D: James Nguyen
Severin/Moviehead (James Nguyen & Tim Ubels)
🇺🇸 2008 (released 2010)
92 mins
W: James Nguyen
Alan Bagh (Rod), Whitney Moore (Nathalie), Janae Carter (Susan), Colton Osborne (Tony), Adam Sessa (Ramsey)
This is so atrociously bad that I actually find it insulting that this movie managed to find a distributer whilst many better films are still stuck in purgatory.
I don't acknowledge that this is meant to be a bad low budget film, plenty of them were made during the 1960's and still managed to provide adequate entertainment, whereas this doesn't provide any, all due to terrible production values, where all the rules of general filmmaking are ignored for something cheap and shoddy. What makes it even worse is that director of this pathetic excuse for a film actually took it seriously, with product placement for a ecological website thrown into nearly every scene.
In a nutshell it's a ripoff of Alfred Hitchcock's The Birds, but most of the film is wasted with establishing shots and 5 minute scenes of a character sitting in traffic, getting petrol, sitting in traffic, walking into work (no dialogue, just shots which had clearly been filmed in pickups - the period after principal photography when a second unit crew go out for establishing shots and non-essential close ups, etc.).  
When the horror/thriller element of the film does get going, it's far too late to generate any interest because you just don't care about the lifelessly dull characters. 

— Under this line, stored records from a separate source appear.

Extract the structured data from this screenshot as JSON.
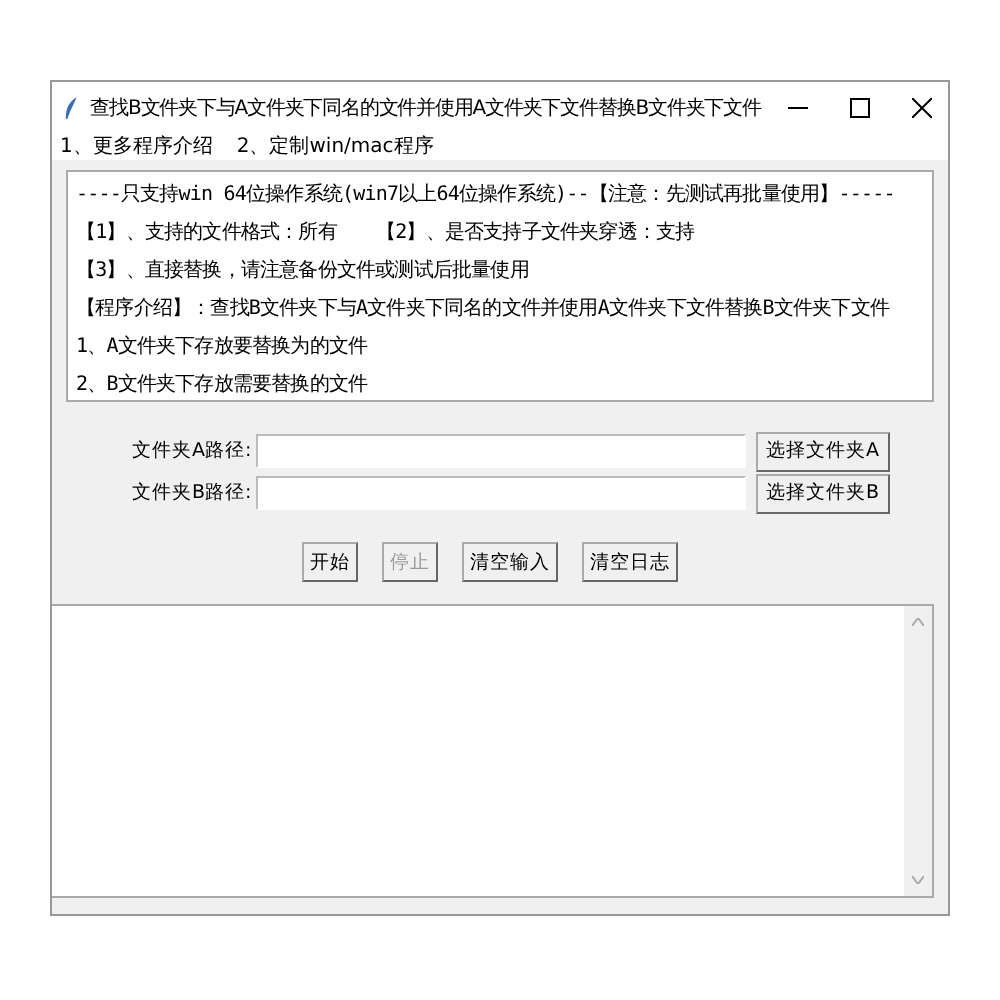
{
  "window": {
    "title": "查找B文件夹下与A文件夹下同名的文件并使用A文件夹下文件替换B文件夹下文件"
  },
  "menu": [
    "1、更多程序介绍",
    "2、定制win/mac程序"
  ],
  "info_lines": [
    "----只支持win 64位操作系统(win7以上64位操作系统)--【注意：先测试再批量使用】-----",
    "【1】、支持的文件格式：所有",
    "【3】、直接替换，请注意备份文件或测试后批量使用",
    "【程序介绍】：查找B文件夹下与A文件夹下同名的文件并使用A文件夹下文件替换B文件夹下文件",
    "1、A文件夹下存放要替换为的文件",
    "2、B文件夹下存放需要替换的文件"
  ],
  "info_line_2_right": "【2】、是否支持子文件夹穿透：支持",
  "fields": [
    {
      "label": "文件夹A路径:",
      "button": "选择文件夹A"
    },
    {
      "label": "文件夹B路径:",
      "button": "选择文件夹B"
    }
  ],
  "buttons": [
    {
      "label": "开始",
      "disabled": false
    },
    {
      "label": "停止",
      "disabled": true
    },
    {
      "label": "清空输入",
      "disabled": false
    },
    {
      "label": "清空日志",
      "disabled": false
    }
  ]
}
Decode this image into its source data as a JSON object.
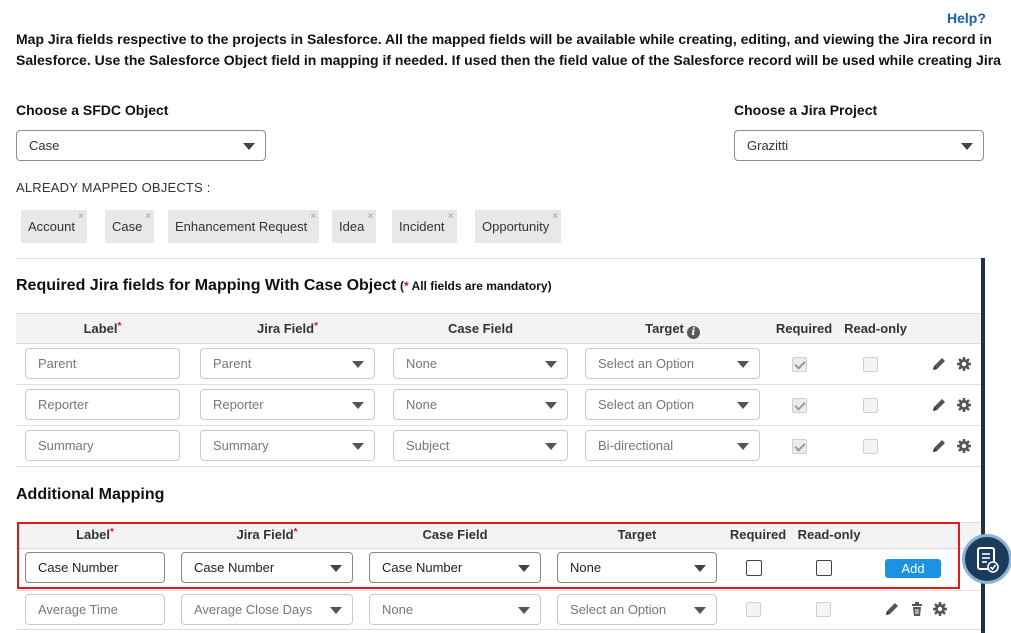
{
  "help_label": "Help?",
  "intro": {
    "line1": "Map Jira fields respective to the projects in Salesforce. All the mapped fields will be available while creating, editing, and viewing the Jira record in",
    "line2": "Salesforce. Use the Salesforce Object field in mapping if needed. If used then the field value of the Salesforce record will be used while creating Jira"
  },
  "sfdc_object": {
    "label": "Choose a SFDC Object",
    "value": "Case"
  },
  "jira_project": {
    "label": "Choose a Jira Project",
    "value": "Grazitti"
  },
  "already_mapped": {
    "label": "ALREADY MAPPED OBJECTS :",
    "chips": [
      "Account",
      "Case",
      "Enhancement Request",
      "Idea",
      "Incident",
      "Opportunity"
    ],
    "remove_glyph": "×"
  },
  "required_section": {
    "title": "Required Jira fields for Mapping With Case Object",
    "note_prefix": "(",
    "note_star": "*",
    "note_text": " All fields are mandatory)",
    "headers": {
      "label": "Label",
      "jira_field": "Jira Field",
      "case_field": "Case Field",
      "target": "Target",
      "required": "Required",
      "read_only": "Read-only"
    },
    "rows": [
      {
        "label": "Parent",
        "jira_field": "Parent",
        "case_field": "None",
        "target": "Select an Option",
        "required": true,
        "read_only": false
      },
      {
        "label": "Reporter",
        "jira_field": "Reporter",
        "case_field": "None",
        "target": "Select an Option",
        "required": true,
        "read_only": false
      },
      {
        "label": "Summary",
        "jira_field": "Summary",
        "case_field": "Subject",
        "target": "Bi-directional",
        "required": true,
        "read_only": false
      }
    ]
  },
  "additional_section": {
    "title": "Additional Mapping",
    "headers": {
      "label": "Label",
      "jira_field": "Jira Field",
      "case_field": "Case Field",
      "target": "Target",
      "required": "Required",
      "read_only": "Read-only"
    },
    "new_row": {
      "label": "Case Number",
      "jira_field": "Case Number",
      "case_field": "Case Number",
      "target": "None",
      "add_label": "Add"
    },
    "rows": [
      {
        "label": "Average Time",
        "jira_field": "Average Close Days",
        "case_field": "None",
        "target": "Select an Option",
        "required": false,
        "read_only": false
      }
    ]
  },
  "colors": {
    "accent": "#1c93e0",
    "highlight_border": "#e01b1b",
    "help_link": "#1a5fa8",
    "required_star": "#d11111"
  },
  "icons": [
    "edit-icon",
    "settings-icon",
    "delete-icon",
    "info-icon",
    "caret-down-icon",
    "document-check-icon"
  ]
}
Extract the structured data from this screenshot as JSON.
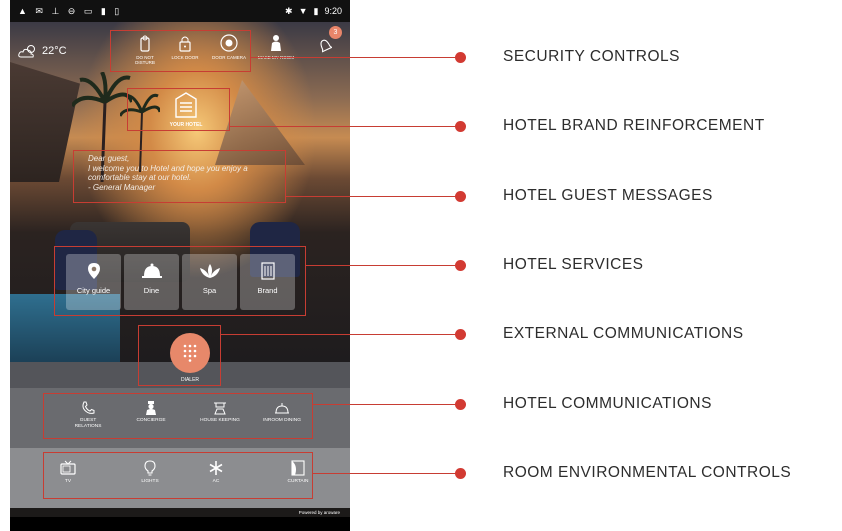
{
  "status_bar": {
    "left_icons": "▲ ✉ ⊥ ⊖ ▭ ▮ ▯",
    "time": "9:20"
  },
  "weather": {
    "temperature": "22°C",
    "icon": "cloud-sun-icon"
  },
  "security": [
    {
      "label": "DO NOT DISTURB",
      "icon": "door-hanger-icon"
    },
    {
      "label": "LOCK DOOR",
      "icon": "lock-icon"
    },
    {
      "label": "DOOR CAMERA",
      "icon": "camera-icon"
    }
  ],
  "make_room": {
    "label": "MAKE MY ROOM",
    "icon": "housekeeper-icon"
  },
  "notifications": {
    "count": "3",
    "icon": "bell-icon"
  },
  "brand": {
    "name": "YOUR HOTEL",
    "icon": "hotel-building-icon"
  },
  "guest_message": {
    "line1": "Dear guest,",
    "line2": "I welcome you to Hotel and hope you enjoy a",
    "line3": "comfortable stay at our hotel.",
    "line4": "- General Manager"
  },
  "services": [
    {
      "label": "City guide",
      "icon": "map-pin-icon"
    },
    {
      "label": "Dine",
      "icon": "cloche-icon"
    },
    {
      "label": "Spa",
      "icon": "lotus-icon"
    },
    {
      "label": "Brand",
      "icon": "building-icon"
    }
  ],
  "dialer": {
    "label": "DIALER",
    "icon": "keypad-icon"
  },
  "hotel_comms": [
    {
      "label": "GUEST RELATIONS",
      "icon": "phone-icon"
    },
    {
      "label": "CONCIERGE",
      "icon": "concierge-icon"
    },
    {
      "label": "HOUSE KEEPING",
      "icon": "housekeeping-icon"
    },
    {
      "label": "INROOM DINING",
      "icon": "dining-icon"
    }
  ],
  "room_env": [
    {
      "label": "TV",
      "icon": "tv-icon"
    },
    {
      "label": "LIGHTS",
      "icon": "bulb-icon"
    },
    {
      "label": "AC",
      "icon": "snowflake-icon"
    },
    {
      "label": "CURTAIN",
      "icon": "curtain-icon"
    }
  ],
  "powered_by": "Powered by aroware",
  "callouts": [
    "SECURITY CONTROLS",
    "HOTEL BRAND REINFORCEMENT",
    "HOTEL GUEST MESSAGES",
    "HOTEL SERVICES",
    "EXTERNAL COMMUNICATIONS",
    "HOTEL COMMUNICATIONS",
    "ROOM ENVIRONMENTAL CONTROLS"
  ],
  "colors": {
    "accent": "#c73d33",
    "dialer": "#e7886a"
  }
}
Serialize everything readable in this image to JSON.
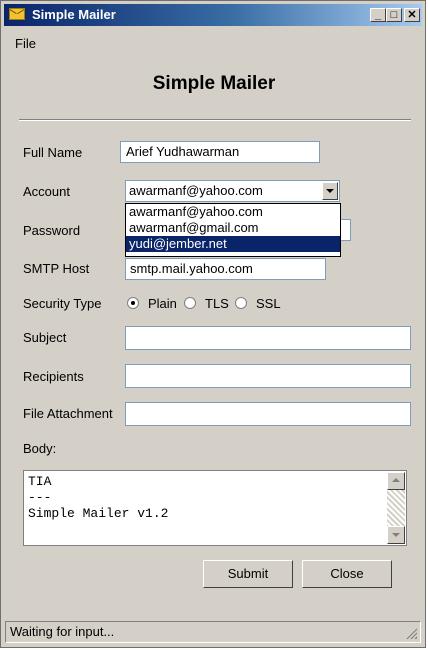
{
  "window": {
    "title": "Simple Mailer",
    "controls": {
      "minimize": "_",
      "maximize": "□",
      "close": "✕"
    }
  },
  "menu": {
    "file": "File"
  },
  "heading": "Simple Mailer",
  "form": {
    "full_name_label": "Full Name",
    "full_name_value": "Arief Yudhawarman",
    "account_label": "Account",
    "account_value": "awarmanf@yahoo.com",
    "account_options": [
      "awarmanf@yahoo.com",
      "awarmanf@gmail.com",
      "yudi@jember.net"
    ],
    "account_highlighted": "yudi@jember.net",
    "password_label": "Password",
    "smtp_label": "SMTP Host",
    "smtp_value": "smtp.mail.yahoo.com",
    "security_label": "Security Type",
    "security_options": [
      "Plain",
      "TLS",
      "SSL"
    ],
    "security_selected": "Plain",
    "subject_label": "Subject",
    "recipients_label": "Recipients",
    "attachment_label": "File Attachment",
    "body_label": "Body:",
    "body_lines": [
      "TIA",
      "---",
      "Simple Mailer v1.2"
    ]
  },
  "buttons": {
    "submit": "Submit",
    "close": "Close"
  },
  "status": "Waiting for input...",
  "colors": {
    "titlebar_start": "#0a246a",
    "titlebar_end": "#a6caf0",
    "window_bg": "#d4d0c8",
    "selection": "#0a246a"
  }
}
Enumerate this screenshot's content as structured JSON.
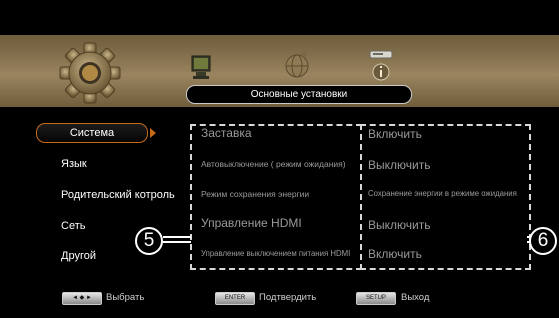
{
  "header": {
    "title": "Основные установки"
  },
  "categories": [
    {
      "label": "Система"
    },
    {
      "label": "Язык"
    },
    {
      "label": "Родительский котроль"
    },
    {
      "label": "Сеть"
    },
    {
      "label": "Другой"
    }
  ],
  "options": [
    {
      "label": "Заставка"
    },
    {
      "label": "Автовыключение ( режим ожидания)"
    },
    {
      "label": "Режим сохранения энергии"
    },
    {
      "label": "Управление HDMI"
    },
    {
      "label": "Управление выключением питания HDMI"
    }
  ],
  "values": [
    {
      "label": "Включить"
    },
    {
      "label": "Выключить"
    },
    {
      "label": "Сохранение энергии в режиме ожидания"
    },
    {
      "label": "Выключить"
    },
    {
      "label": "Включить"
    }
  ],
  "callouts": {
    "left": "5",
    "right": "6"
  },
  "footer": {
    "navigate_key": "◄ ◆ ►",
    "navigate_label": "Выбрать",
    "enter_key": "ENTER",
    "enter_label": "Подтвердить",
    "setup_key": "SETUP",
    "setup_label": "Выход"
  },
  "colors": {
    "accent": "#c46a18",
    "band": "#8c7854",
    "text_dim": "#9a9a9a"
  }
}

Without all the nonsensical filler, this may have passed the cut as a short film (20-30 mins) and while it still would have been pretty bad, it wouldn't have been an insulting waste of time, equipment and celluloid.
Honestly, there is nothing good about this film. The direction, acting, photography, editing, sound and special effects are below what I would associate with even an amateur movie. The attacking birds explode on impact and have the ability to spray acid at their victims. We'll have to talk to Charles Darwin about that one.
Of all the terrible films I've seen, of which there have been several, this has to be the worst of the lot. Scoring nothing out of ten for a rating is generous.